The findings were published by a Pennsylvania-based research team in the July edition of the Journal of Gerontological Nursing. The study assessed the impact of urinary incontinence on both residents and staff from the perspective of directors of nursing. Investigators surveyed more than 100 DONs between February and May 2020. 

DONs reported that CNAs, who perform the most UI product changes, spent on average 56% of their shift alone managing urinary incontinence needs such as helping residents use the toilet and changing products. They also noted that a resident’s mobility also significantly impacts the amount of time CNAs spend.

Per shift, CNAs change an average of 36.6 UI products and assist with an average of 25.5 toileting episodes, which require on average between 12 and 13 minutes per episode, the survey found. 

The nursing leaders also reported that management of incontinence can impact staff turnover, with 59.2% reporting this to be “definitely a major cause,” “probably a significant cause,” or “some cause” of CNA turnover. 

Researchers also found a treatment gap around medications for urinary incontinence among residents. DONs reported that only 14% of their residents with the condition were currently receiving medication for it. 

They said the findings highlighted the need for improved treatment and management of urinary incontinence to ease caregiver burdens. Implementing a combination of toileting programs and limiting anticholinergic medication use are areas ripe for improvement, the researchers said.

“However, residents with mobility issues requiring staff assistance for toileting may benefit from safe and efficacious medication to control urgency, allowing more time to access the toilet,” they concluded.

“These steps can go a long way in reducing CNA stress, actively listening to their concerns, and expressing appreciation for their services. By making CNAs valued within the SNF, they are more likely to stay employed there and engaged,” lead researcher Richard G. Stefanacci, DO, told McKnight’s Long-Term Care News on Monday. 

More education was the advice offered by research investigator Diane Newman. 
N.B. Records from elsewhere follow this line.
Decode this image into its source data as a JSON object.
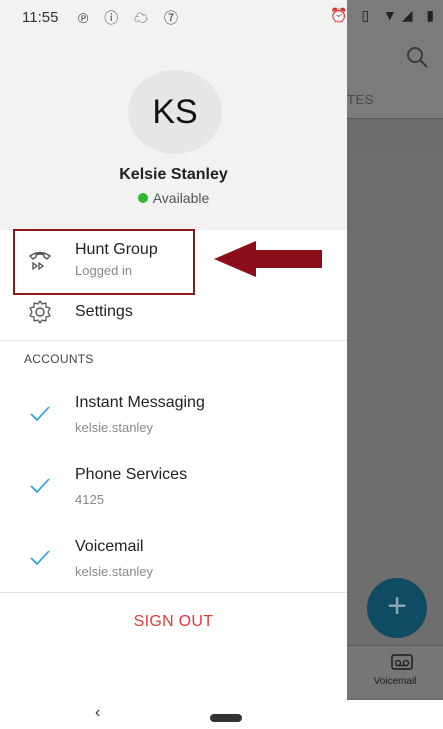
{
  "status_bar": {
    "time": "11:55",
    "left_icons": "℗ ⓘ ☁ ⑦",
    "right_icons": "⏰ ▯ ▼◢ ▮"
  },
  "background_app": {
    "tab_label": "TES",
    "bottom_nav_label": "Voicemail",
    "fab_symbol": "+"
  },
  "profile": {
    "initials": "KS",
    "name": "Kelsie Stanley",
    "presence": "Available",
    "presence_color": "#2fb82f"
  },
  "menu": {
    "hunt_group": {
      "label": "Hunt Group",
      "status": "Logged in"
    },
    "settings": {
      "label": "Settings"
    }
  },
  "accounts": {
    "title": "ACCOUNTS",
    "items": [
      {
        "name": "Instant Messaging",
        "detail": "kelsie.stanley"
      },
      {
        "name": "Phone Services",
        "detail": "4125"
      },
      {
        "name": "Voicemail",
        "detail": "kelsie.stanley"
      }
    ]
  },
  "sign_out": {
    "label": "SIGN OUT",
    "color": "#e53935"
  },
  "nav_bar": {
    "back": "‹"
  },
  "annotation": {
    "highlight_color": "#8b1a1a"
  }
}
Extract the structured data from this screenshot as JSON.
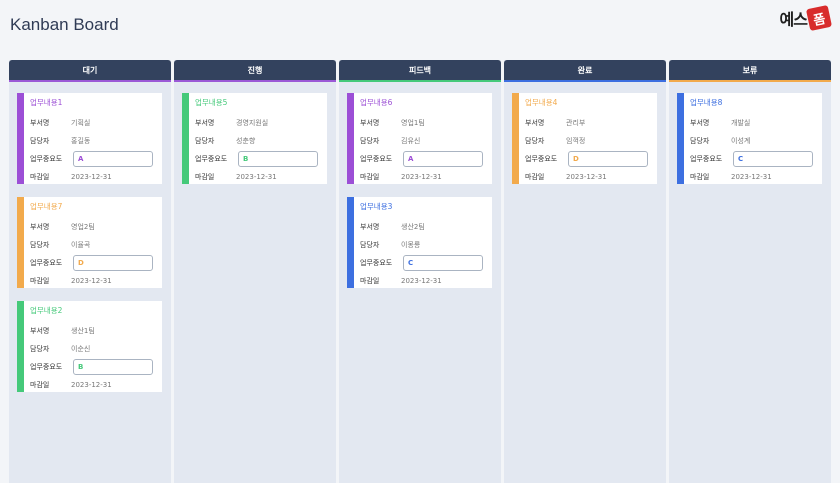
{
  "app": {
    "title": "Kanban Board",
    "logo_text": "예스",
    "logo_mark": "폼"
  },
  "labels": {
    "dept": "부서명",
    "assignee": "담당자",
    "priority": "업무중요도",
    "due": "마감일"
  },
  "colors": {
    "header_bg": "#33425e",
    "purple": "#9c4fd6",
    "orange": "#f2aa4c",
    "green": "#45c97a",
    "blue": "#3d6fe0"
  },
  "columns": [
    {
      "title": "대기",
      "accent": "#9b59d6",
      "cards": [
        {
          "title": "업무내용1",
          "color": "#9c4fd6",
          "dept": "기획실",
          "assignee": "홍길동",
          "priority": "A",
          "due": "2023-12-31"
        },
        {
          "title": "업무내용7",
          "color": "#f2aa4c",
          "dept": "영업2팀",
          "assignee": "이율곡",
          "priority": "D",
          "due": "2023-12-31"
        },
        {
          "title": "업무내용2",
          "color": "#45c97a",
          "dept": "생산1팀",
          "assignee": "이순신",
          "priority": "B",
          "due": "2023-12-31"
        }
      ]
    },
    {
      "title": "진행",
      "accent": "#9b59d6",
      "cards": [
        {
          "title": "업무내용5",
          "color": "#45c97a",
          "dept": "경영지원실",
          "assignee": "성춘향",
          "priority": "B",
          "due": "2023-12-31"
        }
      ]
    },
    {
      "title": "피드백",
      "accent": "#45c97a",
      "cards": [
        {
          "title": "업무내용6",
          "color": "#9c4fd6",
          "dept": "영업1팀",
          "assignee": "김유신",
          "priority": "A",
          "due": "2023-12-31"
        },
        {
          "title": "업무내용3",
          "color": "#3d6fe0",
          "dept": "생산2팀",
          "assignee": "이몽룡",
          "priority": "C",
          "due": "2023-12-31"
        }
      ]
    },
    {
      "title": "완료",
      "accent": "#3d6fe0",
      "cards": [
        {
          "title": "업무내용4",
          "color": "#f2aa4c",
          "dept": "관리부",
          "assignee": "임꺽정",
          "priority": "D",
          "due": "2023-12-31"
        }
      ]
    },
    {
      "title": "보류",
      "accent": "#f2aa4c",
      "cards": [
        {
          "title": "업무내용8",
          "color": "#3d6fe0",
          "dept": "개발실",
          "assignee": "이성계",
          "priority": "C",
          "due": "2023-12-31"
        }
      ]
    }
  ]
}
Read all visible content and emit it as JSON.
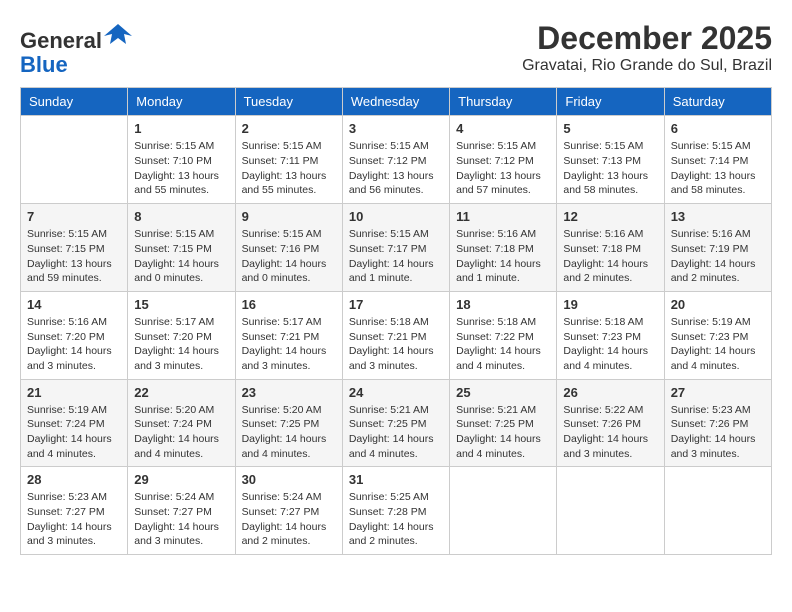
{
  "header": {
    "logo_general": "General",
    "logo_blue": "Blue",
    "month": "December 2025",
    "location": "Gravatai, Rio Grande do Sul, Brazil"
  },
  "days_of_week": [
    "Sunday",
    "Monday",
    "Tuesday",
    "Wednesday",
    "Thursday",
    "Friday",
    "Saturday"
  ],
  "weeks": [
    [
      {
        "day": "",
        "info": ""
      },
      {
        "day": "1",
        "info": "Sunrise: 5:15 AM\nSunset: 7:10 PM\nDaylight: 13 hours\nand 55 minutes."
      },
      {
        "day": "2",
        "info": "Sunrise: 5:15 AM\nSunset: 7:11 PM\nDaylight: 13 hours\nand 55 minutes."
      },
      {
        "day": "3",
        "info": "Sunrise: 5:15 AM\nSunset: 7:12 PM\nDaylight: 13 hours\nand 56 minutes."
      },
      {
        "day": "4",
        "info": "Sunrise: 5:15 AM\nSunset: 7:12 PM\nDaylight: 13 hours\nand 57 minutes."
      },
      {
        "day": "5",
        "info": "Sunrise: 5:15 AM\nSunset: 7:13 PM\nDaylight: 13 hours\nand 58 minutes."
      },
      {
        "day": "6",
        "info": "Sunrise: 5:15 AM\nSunset: 7:14 PM\nDaylight: 13 hours\nand 58 minutes."
      }
    ],
    [
      {
        "day": "7",
        "info": "Sunrise: 5:15 AM\nSunset: 7:15 PM\nDaylight: 13 hours\nand 59 minutes."
      },
      {
        "day": "8",
        "info": "Sunrise: 5:15 AM\nSunset: 7:15 PM\nDaylight: 14 hours\nand 0 minutes."
      },
      {
        "day": "9",
        "info": "Sunrise: 5:15 AM\nSunset: 7:16 PM\nDaylight: 14 hours\nand 0 minutes."
      },
      {
        "day": "10",
        "info": "Sunrise: 5:15 AM\nSunset: 7:17 PM\nDaylight: 14 hours\nand 1 minute."
      },
      {
        "day": "11",
        "info": "Sunrise: 5:16 AM\nSunset: 7:18 PM\nDaylight: 14 hours\nand 1 minute."
      },
      {
        "day": "12",
        "info": "Sunrise: 5:16 AM\nSunset: 7:18 PM\nDaylight: 14 hours\nand 2 minutes."
      },
      {
        "day": "13",
        "info": "Sunrise: 5:16 AM\nSunset: 7:19 PM\nDaylight: 14 hours\nand 2 minutes."
      }
    ],
    [
      {
        "day": "14",
        "info": "Sunrise: 5:16 AM\nSunset: 7:20 PM\nDaylight: 14 hours\nand 3 minutes."
      },
      {
        "day": "15",
        "info": "Sunrise: 5:17 AM\nSunset: 7:20 PM\nDaylight: 14 hours\nand 3 minutes."
      },
      {
        "day": "16",
        "info": "Sunrise: 5:17 AM\nSunset: 7:21 PM\nDaylight: 14 hours\nand 3 minutes."
      },
      {
        "day": "17",
        "info": "Sunrise: 5:18 AM\nSunset: 7:21 PM\nDaylight: 14 hours\nand 3 minutes."
      },
      {
        "day": "18",
        "info": "Sunrise: 5:18 AM\nSunset: 7:22 PM\nDaylight: 14 hours\nand 4 minutes."
      },
      {
        "day": "19",
        "info": "Sunrise: 5:18 AM\nSunset: 7:23 PM\nDaylight: 14 hours\nand 4 minutes."
      },
      {
        "day": "20",
        "info": "Sunrise: 5:19 AM\nSunset: 7:23 PM\nDaylight: 14 hours\nand 4 minutes."
      }
    ],
    [
      {
        "day": "21",
        "info": "Sunrise: 5:19 AM\nSunset: 7:24 PM\nDaylight: 14 hours\nand 4 minutes."
      },
      {
        "day": "22",
        "info": "Sunrise: 5:20 AM\nSunset: 7:24 PM\nDaylight: 14 hours\nand 4 minutes."
      },
      {
        "day": "23",
        "info": "Sunrise: 5:20 AM\nSunset: 7:25 PM\nDaylight: 14 hours\nand 4 minutes."
      },
      {
        "day": "24",
        "info": "Sunrise: 5:21 AM\nSunset: 7:25 PM\nDaylight: 14 hours\nand 4 minutes."
      },
      {
        "day": "25",
        "info": "Sunrise: 5:21 AM\nSunset: 7:25 PM\nDaylight: 14 hours\nand 4 minutes."
      },
      {
        "day": "26",
        "info": "Sunrise: 5:22 AM\nSunset: 7:26 PM\nDaylight: 14 hours\nand 3 minutes."
      },
      {
        "day": "27",
        "info": "Sunrise: 5:23 AM\nSunset: 7:26 PM\nDaylight: 14 hours\nand 3 minutes."
      }
    ],
    [
      {
        "day": "28",
        "info": "Sunrise: 5:23 AM\nSunset: 7:27 PM\nDaylight: 14 hours\nand 3 minutes."
      },
      {
        "day": "29",
        "info": "Sunrise: 5:24 AM\nSunset: 7:27 PM\nDaylight: 14 hours\nand 3 minutes."
      },
      {
        "day": "30",
        "info": "Sunrise: 5:24 AM\nSunset: 7:27 PM\nDaylight: 14 hours\nand 2 minutes."
      },
      {
        "day": "31",
        "info": "Sunrise: 5:25 AM\nSunset: 7:28 PM\nDaylight: 14 hours\nand 2 minutes."
      },
      {
        "day": "",
        "info": ""
      },
      {
        "day": "",
        "info": ""
      },
      {
        "day": "",
        "info": ""
      }
    ]
  ]
}
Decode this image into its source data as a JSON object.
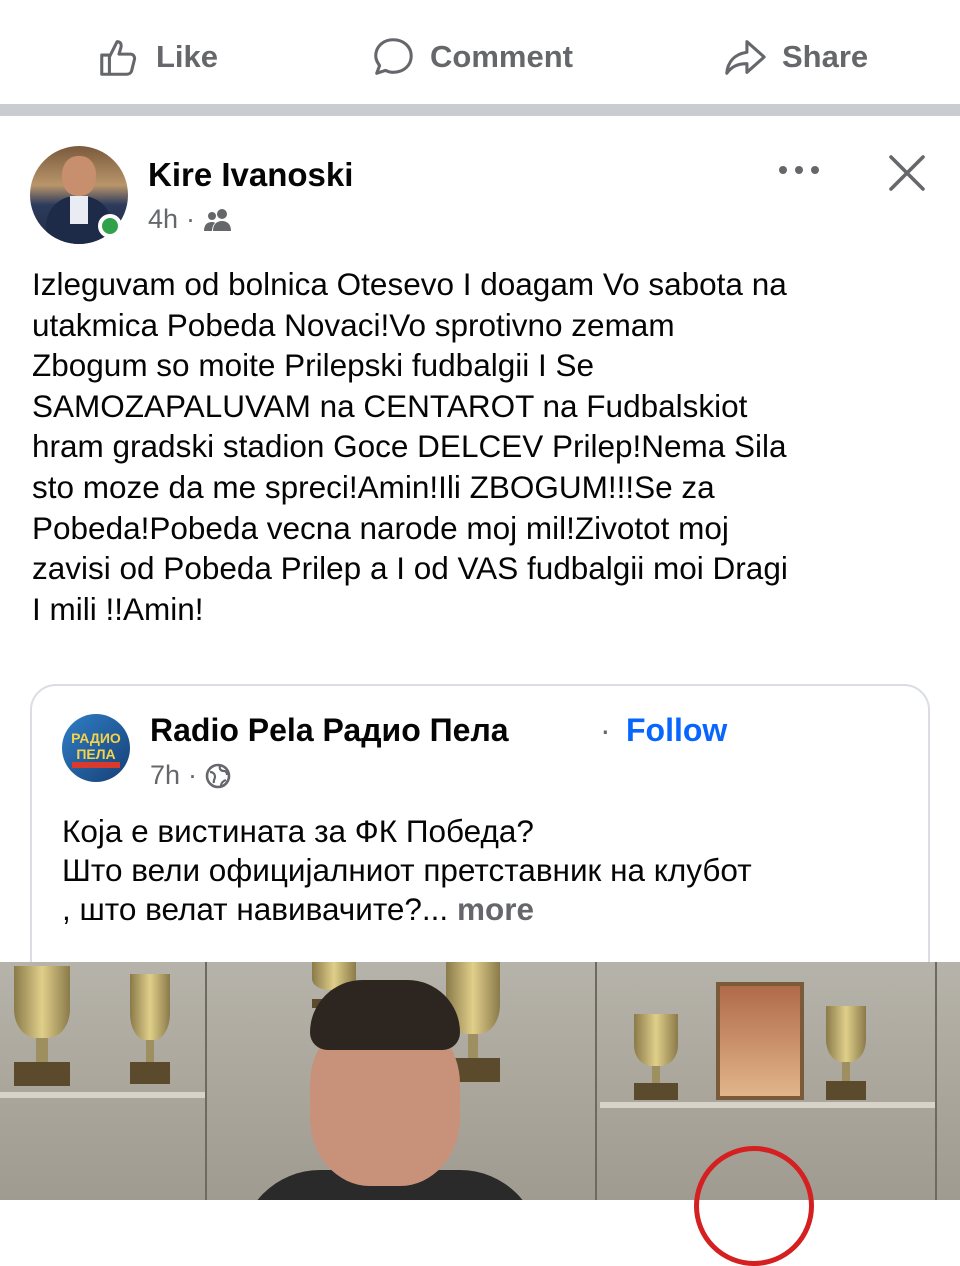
{
  "actions": {
    "like_label": "Like",
    "comment_label": "Comment",
    "share_label": "Share"
  },
  "post": {
    "author_name": "Kire Ivanoski",
    "time": "4h",
    "meta_separator": "·",
    "audience_icon": "friends-icon",
    "more_icon": "more-options-icon",
    "close_icon": "close-icon",
    "online": true,
    "text": "Izleguvam od bolnica Otesevo I doagam Vo sabota na\nutakmica Pobeda Novaci!Vo sprotivno zemam\nZbogum so moite Prilepski fudbalgii I Se\nSAMOZAPALUVAM na CENTAROT na Fudbalskiot\nhram gradski stadion Goce DELCEV Prilep!Nema Sila\nsto moze da me spreci!Amin!Ili ZBOGUM!!!Se za\nPobeda!Pobeda vecna narode moj mil!Zivotot moj\nzavisi od Pobeda Prilep a I od VAS fudbalgii moi Dragi\nI mili !!Amin!"
  },
  "shared": {
    "page_name": "Radio Pela Радио Пела",
    "separator": "·",
    "follow_label": "Follow",
    "time": "7h",
    "meta_separator": "·",
    "audience_icon": "globe-icon",
    "logo_text": "РАДИО ПЕЛА",
    "text": "Која е вистината за ФК Победа?\nШто вели официјалниот претставник на клубот\n, што велат навивачите?...",
    "see_more": "more"
  },
  "colors": {
    "accent": "#0866ff",
    "secondary_text": "#65676b",
    "primary_text": "#050505",
    "online": "#31a24c",
    "divider": "#c9ccd1"
  }
}
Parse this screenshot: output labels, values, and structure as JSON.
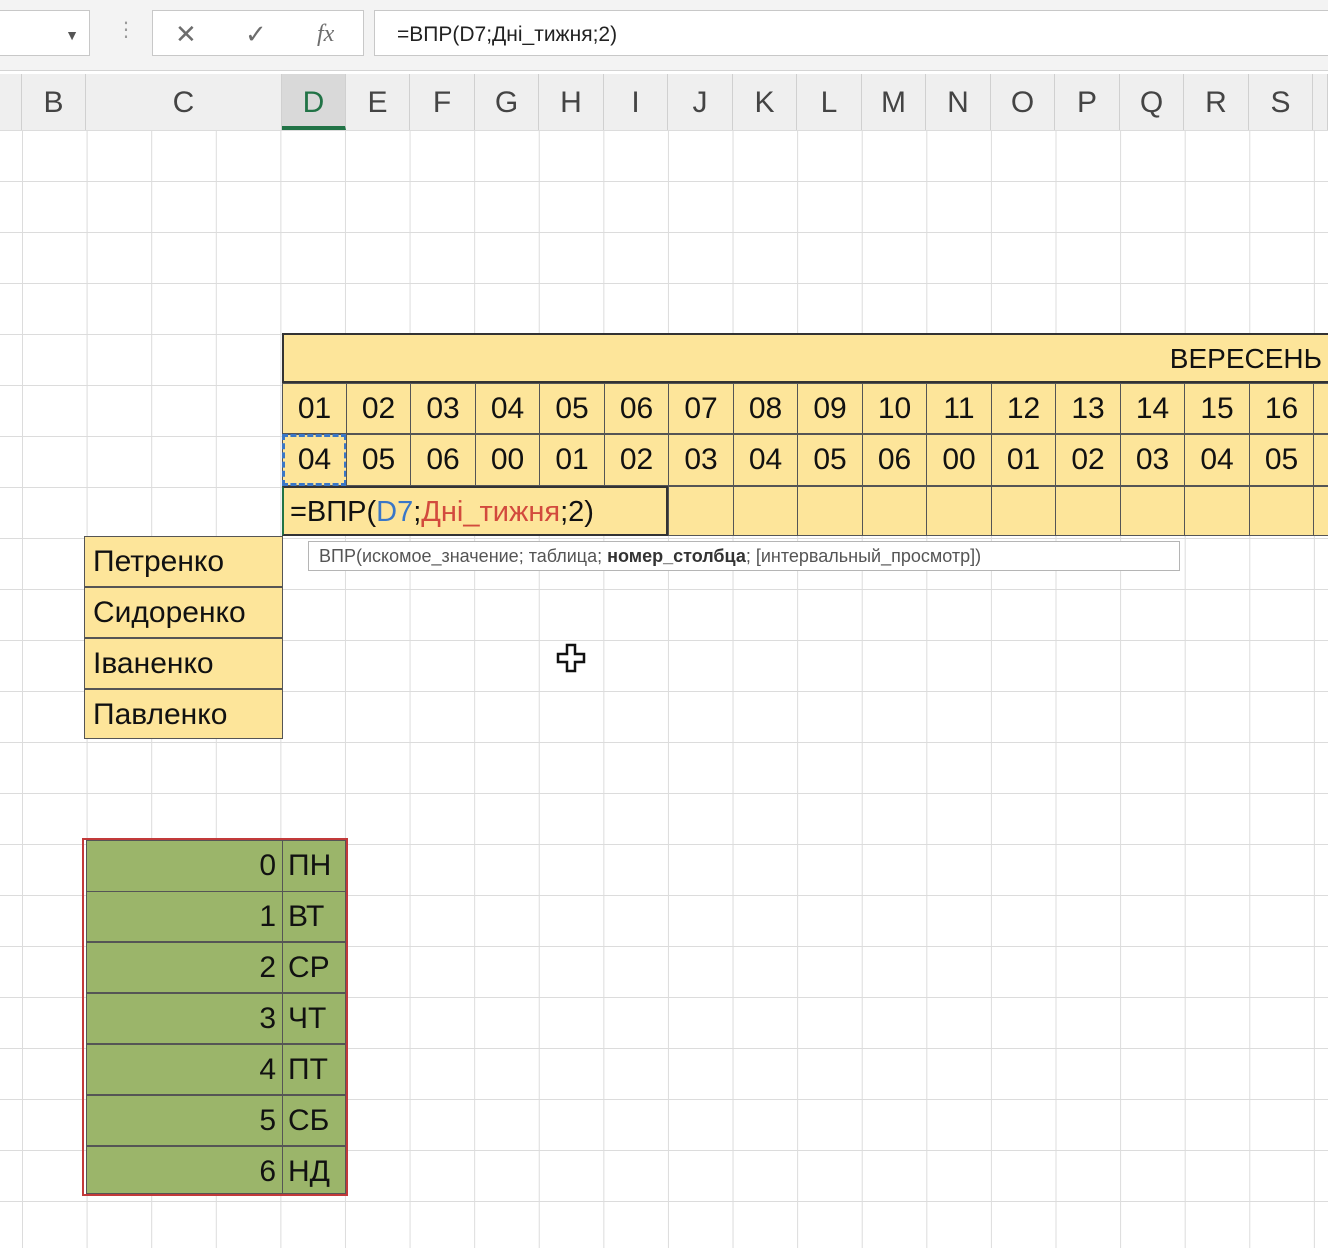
{
  "formula_bar": {
    "name_box": "",
    "cancel_icon": "✕",
    "enter_icon": "✓",
    "fx_icon": "fx",
    "formula": "=ВПР(D7;Дні_тижня;2)"
  },
  "columns": [
    "B",
    "C",
    "D",
    "E",
    "F",
    "G",
    "H",
    "I",
    "J",
    "K",
    "L",
    "M",
    "N",
    "O",
    "P",
    "Q",
    "R",
    "S"
  ],
  "active_column": "D",
  "month_header": "ВЕРЕСЕНЬ",
  "day_numbers": [
    "01",
    "02",
    "03",
    "04",
    "05",
    "06",
    "07",
    "08",
    "09",
    "10",
    "11",
    "12",
    "13",
    "14",
    "15",
    "16"
  ],
  "weekday_codes": [
    "04",
    "05",
    "06",
    "00",
    "01",
    "02",
    "03",
    "04",
    "05",
    "06",
    "00",
    "01",
    "02",
    "03",
    "04",
    "05"
  ],
  "editing_formula": {
    "prefix": "=ВПР(",
    "ref": "D7",
    "sep1": ";",
    "named_range": "Дні_тижня",
    "suffix": ";2)"
  },
  "tooltip": {
    "func": "ВПР(искомое_значение; таблица; ",
    "bold_arg": "номер_столбца",
    "rest": "; [интервальный_просмотр])"
  },
  "employees": [
    "Петренко",
    "Сидоренко",
    "Іваненко",
    "Павленко"
  ],
  "days_lookup": [
    {
      "num": "0",
      "day": "ПН"
    },
    {
      "num": "1",
      "day": "ВТ"
    },
    {
      "num": "2",
      "day": "СР"
    },
    {
      "num": "3",
      "day": "ЧТ"
    },
    {
      "num": "4",
      "day": "ПТ"
    },
    {
      "num": "5",
      "day": "СБ"
    },
    {
      "num": "6",
      "day": "НД"
    }
  ],
  "colors": {
    "yellow_fill": "#fde59a",
    "green_fill": "#9bb56a",
    "accent_green": "#217346",
    "reference_blue": "#3a77c7",
    "named_range_red": "#d24a3d"
  }
}
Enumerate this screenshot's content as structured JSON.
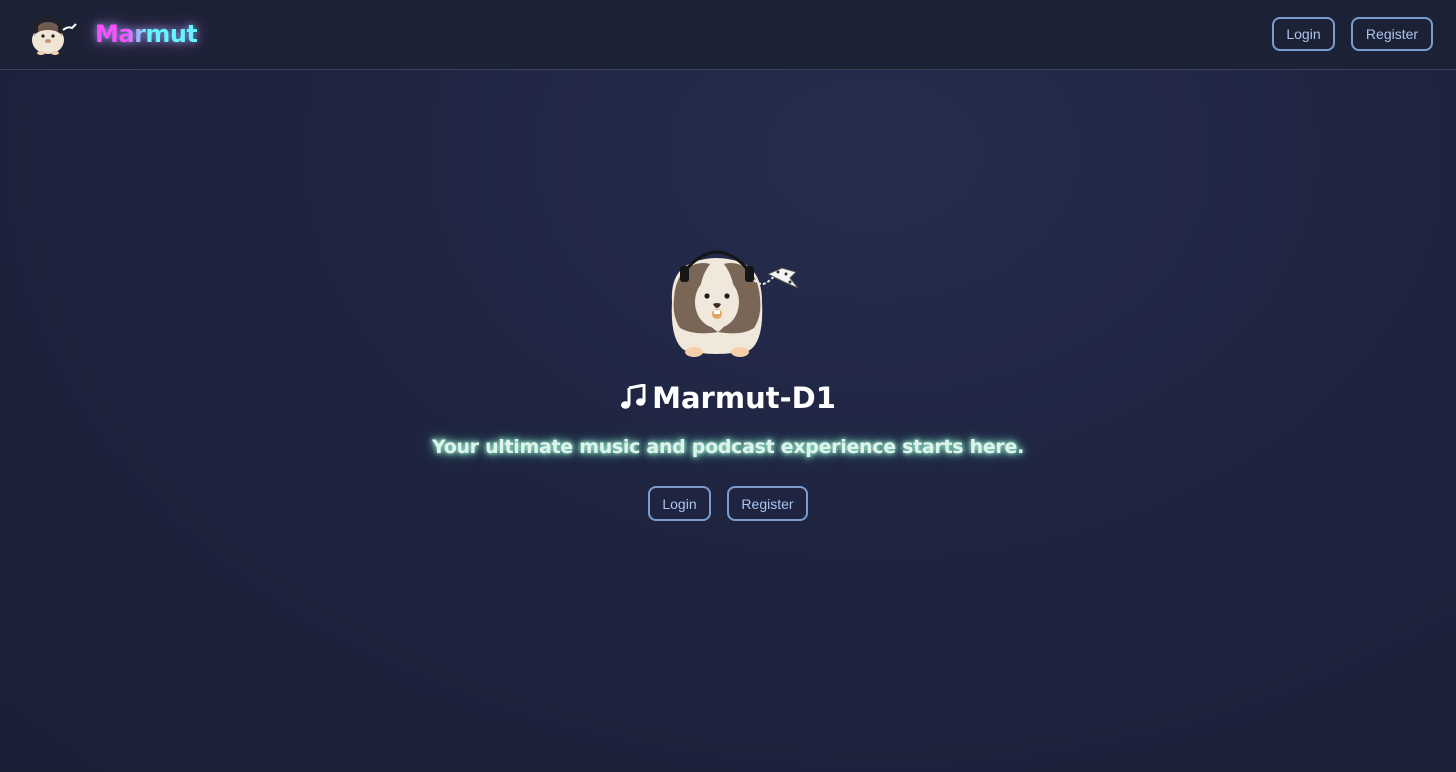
{
  "navbar": {
    "logo_icon": "guinea-pig-logo-icon",
    "brand": "Marmut",
    "login_label": "Login",
    "register_label": "Register"
  },
  "hero": {
    "mascot_icon": "guinea-pig-headphones-icon",
    "note_icon": "music-note-icon",
    "title": "Marmut-D1",
    "tagline": "Your ultimate music and podcast experience starts here.",
    "login_label": "Login",
    "register_label": "Register"
  },
  "colors": {
    "background": "#1f2541",
    "navbar": "#1c2236",
    "button_border": "#7a9cd0",
    "button_text": "#a9c4ee",
    "brand_pink": "#ff4dff",
    "brand_cyan": "#66f2ff",
    "tagline_glow": "#9fe8cf"
  }
}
“What we found, and other studies have shown, is that nurses [all staff] do not understand what causes incontinence or what can be done besides using absorbent products. Also, many staff feel that incontinence is to be expected in women and a normal part of aging,” she told McKnight’s Monday. “Most residents do not receive an assessment of bladder function at the time of admission to the facility and that is when a plan of care for toileting should be set in place.”